- **What is being asked**:
Omit the pictures and retype only the lines from the one containing "What data populates" through the end of the listing, both ends included.

- **Given records**:
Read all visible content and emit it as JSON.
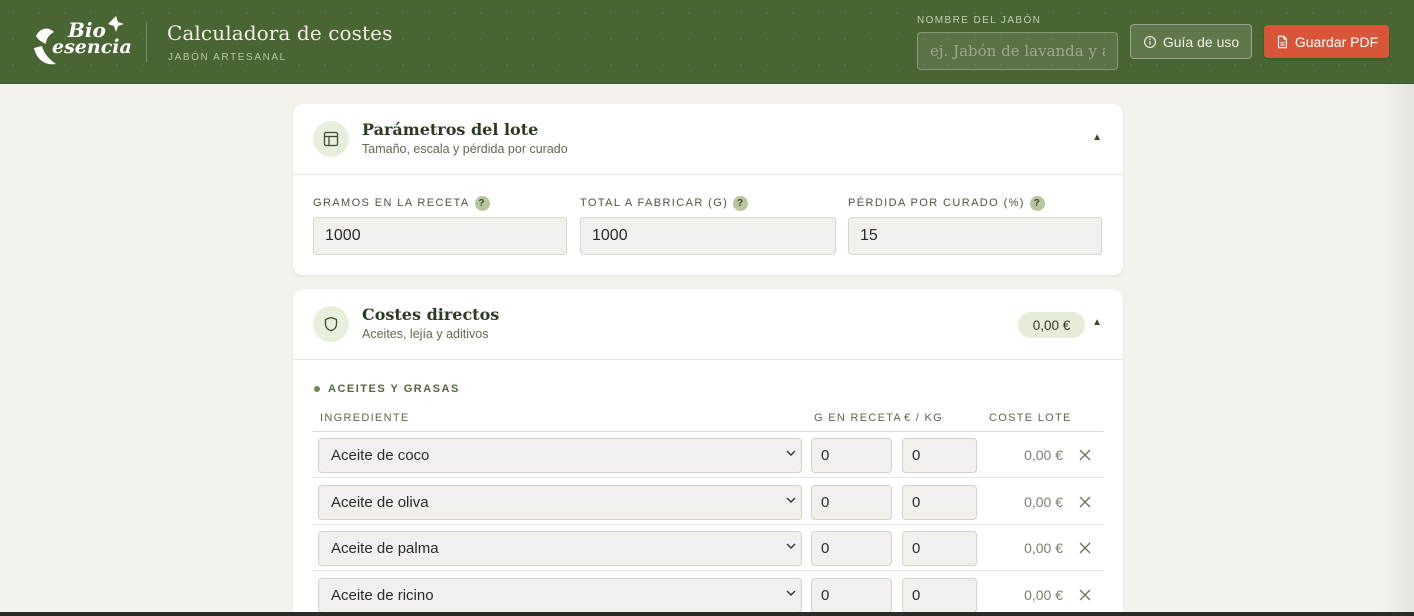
{
  "header": {
    "logo_line1": "Bio",
    "logo_line2": "esencia",
    "title": "Calculadora de costes",
    "subtitle": "JABÓN ARTESANAL",
    "soap_name_label": "NOMBRE DEL JABÓN",
    "soap_name_placeholder": "ej. Jabón de lavanda y arcilla",
    "soap_name_value": "",
    "guide_button": "Guía de uso",
    "pdf_button": "Guardar PDF",
    "icons": {
      "guide": "info-icon",
      "pdf": "document-icon"
    },
    "colors": {
      "bar": "#4a6534",
      "pdf_button": "#d9553a"
    }
  },
  "batch_card": {
    "title": "Parámetros del lote",
    "subtitle": "Tamaño, escala y pérdida por curado",
    "icon": "layout-icon",
    "collapse_glyph": "▲",
    "params": [
      {
        "label": "GRAMOS EN LA RECETA",
        "help": "?",
        "value": "1000"
      },
      {
        "label": "TOTAL A FABRICAR (G)",
        "help": "?",
        "value": "1000"
      },
      {
        "label": "PÉRDIDA POR CURADO (%)",
        "help": "?",
        "value": "15"
      }
    ]
  },
  "direct_costs_card": {
    "title": "Costes directos",
    "subtitle": "Aceites, lejía y aditivos",
    "icon": "shield-icon",
    "total": "0,00 €",
    "collapse_glyph": "▲",
    "section_title": "ACEITES Y GRASAS",
    "columns": {
      "ingredient": "INGREDIENTE",
      "grams": "G EN RECETA",
      "price": "€ / KG",
      "cost": "COSTE LOTE"
    },
    "rows": [
      {
        "ingredient": "Aceite de coco",
        "grams": "0",
        "price": "0",
        "cost": "0,00 €"
      },
      {
        "ingredient": "Aceite de oliva",
        "grams": "0",
        "price": "0",
        "cost": "0,00 €"
      },
      {
        "ingredient": "Aceite de palma",
        "grams": "0",
        "price": "0",
        "cost": "0,00 €"
      },
      {
        "ingredient": "Aceite de ricino",
        "grams": "0",
        "price": "0",
        "cost": "0,00 €"
      }
    ]
  }
}
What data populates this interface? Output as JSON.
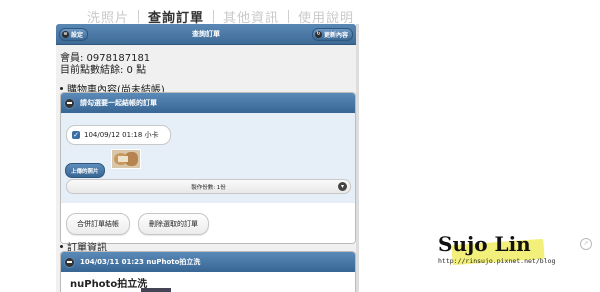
{
  "top_tabs": [
    {
      "label": "洗照片",
      "active": false
    },
    {
      "label": "查詢訂單",
      "active": true
    },
    {
      "label": "其他資訊",
      "active": false
    },
    {
      "label": "使用說明",
      "active": false
    }
  ],
  "header": {
    "title": "查詢訂單",
    "left_button": "設定",
    "right_button": "更新內容",
    "left_icon": "menu-icon",
    "right_icon": "refresh-icon"
  },
  "member": {
    "line1": "會員: 0978187181",
    "line2": "目前點數結餘: 0 點"
  },
  "cart": {
    "label": "購物車內容(尚未結帳)",
    "section_title": "請勾選要一起結帳的訂單",
    "order_checkbox_label": "104/09/12 01:18 小卡",
    "checked": true,
    "upload_label": "上傳的照片",
    "copies_select": "製作份數: 1份",
    "merge_button": "合併訂單結帳",
    "delete_button": "刪除選取的訂單"
  },
  "orders": {
    "label": "訂單資訊",
    "section_title": "104/03/11 01:23 nuPhoto拍立洗",
    "product_title": "nuPhoto拍立洗"
  },
  "watermark": {
    "name": "Sujo Lin",
    "url": "http://rinsujo.pixnet.net/blog"
  },
  "colors": {
    "header_blue": "#4a78a6",
    "panel_bg": "#f0f0f0",
    "highlight_yellow": "#f2ef7a"
  }
}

- **Task response**:
What data populates this interface? Output as JSON.
{
  "top_tabs": [
    {
      "label": "洗照片",
      "active": false
    },
    {
      "label": "查詢訂單",
      "active": true
    },
    {
      "label": "其他資訊",
      "active": false
    },
    {
      "label": "使用說明",
      "active": false
    }
  ],
  "header": {
    "title": "查詢訂單",
    "left_button": "設定",
    "right_button": "更新內容",
    "left_icon": "menu-icon",
    "right_icon": "refresh-icon"
  },
  "member": {
    "line1": "會員: 0978187181",
    "line2": "目前點數結餘: 0 點"
  },
  "cart": {
    "label": "購物車內容(尚未結帳)",
    "section_title": "請勾選要一起結帳的訂單",
    "order_checkbox_label": "104/09/12 01:18 小卡",
    "checked": true,
    "upload_label": "上傳的照片",
    "copies_select": "製作份數: 1份",
    "merge_button": "合併訂單結帳",
    "delete_button": "刪除選取的訂單"
  },
  "orders": {
    "label": "訂單資訊",
    "section_title": "104/03/11 01:23 nuPhoto拍立洗",
    "product_title": "nuPhoto拍立洗"
  },
  "watermark": {
    "name": "Sujo Lin",
    "url": "http://rinsujo.pixnet.net/blog"
  },
  "colors": {
    "header_blue": "#4a78a6",
    "panel_bg": "#f0f0f0",
    "highlight_yellow": "#f2ef7a"
  }
}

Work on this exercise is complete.